To diffuse it still more extensively among the laity, Father Hajnal (d. 1644), the celebrated Hungarian Jesuit, undertook to publish its first treatise in book form. In his vernacular in 1629 he edited work in Vienna, under the title "Jesus Szentseges Szive tiszteloinek konyve." The Polish Jesuit, Father Druzbicki, followed in his footsteps with work whose title was "Meta cordium, Cor Jesu." These two pioneers paved the way for the immediate precursor of Blessed Margaret Mary, viz., Father Eudes. In the estimation of Father Le Dore, Father Eudes justly merits to be called the first apostle of the Sacred Hearts of Jesus and Mary.6 The two Congregations and the Seminary Chapel he founded were placed under the protection of the Hearts of Jesus and Mary. In 1670 he edited work entitled "La devotion au Coeur adorable de Jesus," in which he inserted an Office and Mass in honor of the Sacred Heart. The same year it received the approbation of three Bishops. He established feast of the Sacred Heart and the Mass and Office composed by him were read. Father Le Dore quotes the words of approbation of Bishop de Lomenie de Brienne, and those of Bishop de Maupas de Tour. It is evident from these citations that their conception of the devotion was practically the same as it exists in our own era. On July 25, 1680, Father Eudes finished his work entitled, "Coeur admirable de la tris sainte Mere de Dieu." The last of the twelve books is devoted exclusively to the devotion to the Sacred Heart of Jesus. Father Le Dore, com menting upon this work, says "C'est un excellent traite de la devotion au Sacre Coeur du Fils de Dieu." Father Eudes was declared Venerable by decree issued on January, 1904, and honored with the title "Auctor liturgici cultus SS. Cordium Jesu et Mariae."
Pere Bouvier, in his excellent article, maintains that Msgr. Languet ignored the merit of this great forerunner of the Sacred Heart Devotion. This statement is not founded on truth. Msgr. Languet, in the Life of Blessed Margaret Mary, published in 1729, pays a signal tribute to Pere Eudes. He calls him " the most zealous hero of this illustrious devotion." He gives a summary of his life; enumerates some of his merits, and points out that the Office Father Eudes composed, was approved by the Archbishop of Rouen, by six Bishops, and a number of Doctors of the theological faculty of Paris.
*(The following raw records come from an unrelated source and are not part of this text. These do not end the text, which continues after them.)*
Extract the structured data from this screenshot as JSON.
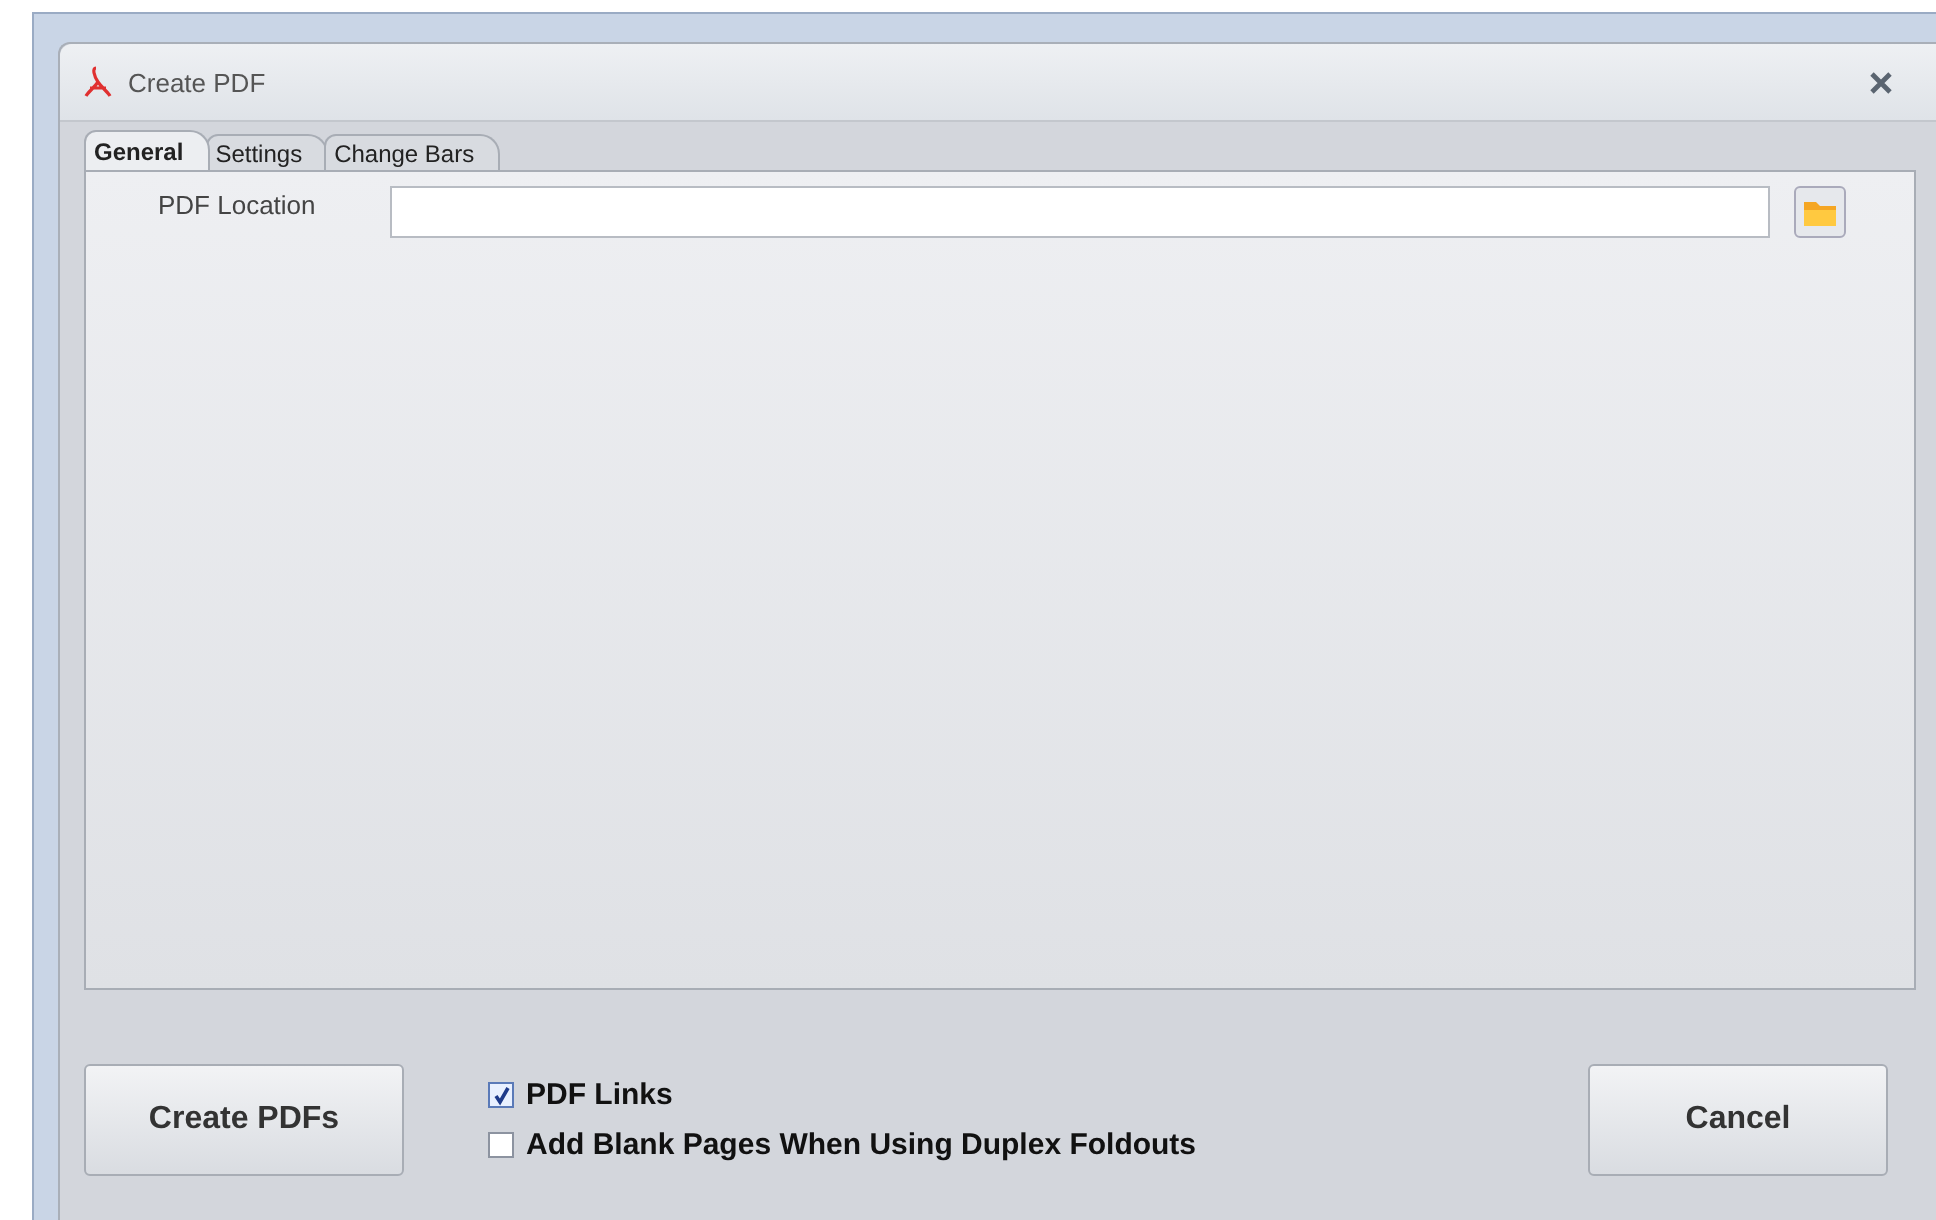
{
  "window": {
    "title": "Create PDF"
  },
  "tabs": [
    {
      "label": "General",
      "selected": true
    },
    {
      "label": "Settings",
      "selected": false
    },
    {
      "label": "Change Bars",
      "selected": false
    }
  ],
  "pdf_location": {
    "label": "PDF Location"
  },
  "create_button": "Create PDFs",
  "options": [
    {
      "label": "PDF Links",
      "checked": true
    },
    {
      "label": "Add Blank Pages When Using Duplex Foldouts",
      "checked": false
    }
  ],
  "cancel_button": "Cancel"
}
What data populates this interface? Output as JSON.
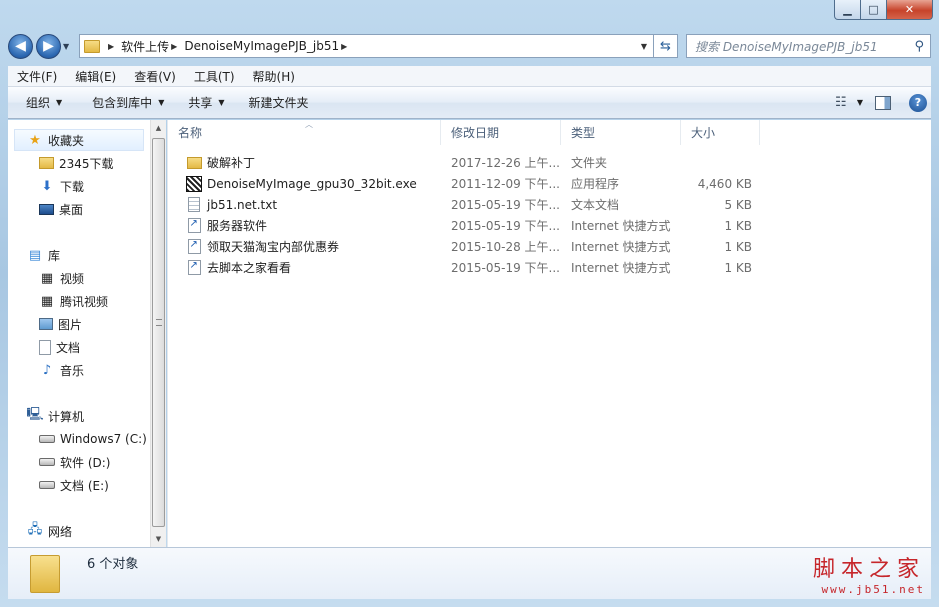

Clement X was so pleased with the religious enthusiasm he displayed in this respect, that, in 1674, he issued six Briefs of Indulgences in which all the churches of his seminaries were to participate in perpetuity. Notwithstanding the indefatigable zeal Father Eudes displayed, in order to spread and make known this devotion, the words of Pere Allet may be repeated here with propriety: " Pere Eudes did not receive from heaven a formal and authentic mission to establish the feast of the Sacred Heart for the universal Church. Irrespective of this privilege, however, he played an important role in its introduction."